The Massachusetts State Senate has unanimously passed an amendment making veterans discharged from the U.S. military under its "don’t ask, don’t tell" policy eligible for state benefits. The amendment was filed by state Sen. John Velis, a Democrat, who said it was time to acknowledge the sacrifices and contributions made by LGBTQ+ service members wrongly discharged under the since-eliminated policy.
“For far too long, thousands of courageous individuals have been told that they are not worthy of the same benefits that their comrades and counterparts earned,” Velis said in a statement that was posted to social media. “That their service and their sacrifice are not worth the same. All because of who they are and who they love.”
"Don’t ask, don’t tell"was the policy of the U.S military from February 28, 1994, through September 20, 2011. The policy prevented the military from asking service members if they were lesbian, gay, or bisexual, but also prevent service members from disclosing such an identity. Service members could still be discharged for their sexual identity, including those who disclosed it on their own. While the policy was a step forward, it was not a complete acceptance of LGBTQ+ service members and did not eliminate discrimination.
On the 10th anniversary of its repeal, Nancy Pelosi, speaker of the U.S. House of Representatives, said in a statement the repeal “strengthened our national security and reaffirmed the bedrock principle thatthose willing and able to serve and be treated with dignity and respect, regardless of who they are or whom they love.”
Velis echoed those sentiments in his statement announcing the passage of his amendment.
“The years of trauma, abuse, and harassment caused by 'don't ask, don't tell' cannot be undone,” Velis said, referencing the failures of the policy. “But we must do everything in our power to ensure that LGBTQ Veterans across the Commonwealth have the same access to benefits and services that other Veterans have.”

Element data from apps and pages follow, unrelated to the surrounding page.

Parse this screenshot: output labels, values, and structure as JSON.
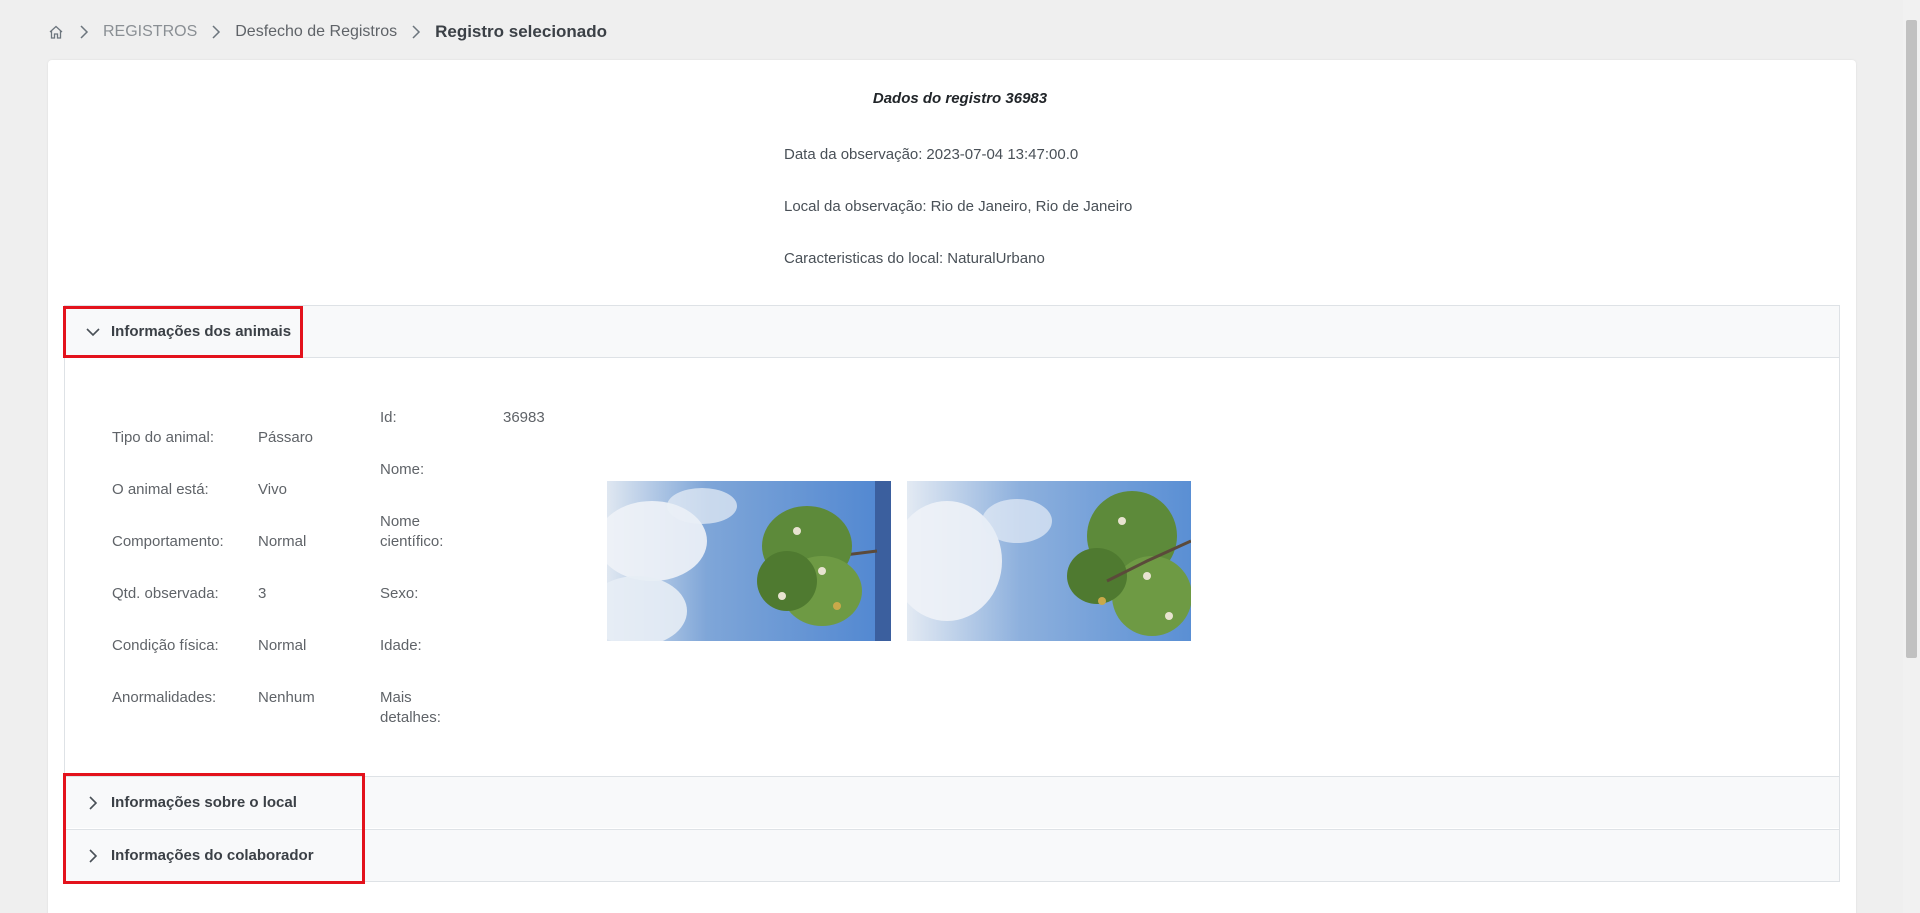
{
  "breadcrumb": {
    "home_icon": "home-icon",
    "items": [
      "REGISTROS",
      "Desfecho de Registros"
    ],
    "current": "Registro selecionado"
  },
  "record": {
    "title": "Dados do registro 36983",
    "observation_date_label": "Data da observação:",
    "observation_date": "2023-07-04 13:47:00.0",
    "location_label": "Local da observação:",
    "location": "Rio de Janeiro, Rio de Janeiro",
    "site_label": "Caracteristicas do local:",
    "site": "NaturalUrbano"
  },
  "accordion": {
    "animals_header": "Informações dos animais",
    "place_header": "Informações sobre o local",
    "collaborator_header": "Informações do colaborador"
  },
  "animal_fields": [
    {
      "label": "Tipo do animal:",
      "value": "Pássaro"
    },
    {
      "label": "O animal está:",
      "value": "Vivo"
    },
    {
      "label": "Comportamento:",
      "value": "Normal"
    },
    {
      "label": "Qtd. observada:",
      "value": "3"
    },
    {
      "label": "Condição física:",
      "value": "Normal"
    },
    {
      "label": "Anormalidades:",
      "value": "Nenhum"
    }
  ],
  "detail_fields": [
    {
      "label": "Id:",
      "value": "36983"
    },
    {
      "label": "Nome:",
      "value": ""
    },
    {
      "label": "Nome científico:",
      "value": ""
    },
    {
      "label": "Sexo:",
      "value": ""
    },
    {
      "label": "Idade:",
      "value": ""
    },
    {
      "label": "Mais detalhes:",
      "value": ""
    }
  ],
  "colors": {
    "highlight": "#e3121c",
    "background": "#efefef",
    "card": "#ffffff"
  }
}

“LGBTQ veterans that were discharged under the now-defunct 'don't ask, don't tell policy' served their country proudly and are every bit as entitled to state Veteran benefits as any other service member. We are grateful to Senator Velis for his recognition of their service and his leadership in ensuring that their sacrifice will be honored by restoring the benefits that they rightfully earned,” said Tanya Neslusan, executive director of MassEquality, reports local TV station WWLP.
The move mirrors steps taken by the U.S. Department of Veterans Affairs, which says service members discharged for their sexual identity under the policy are now eligible for federal benefits.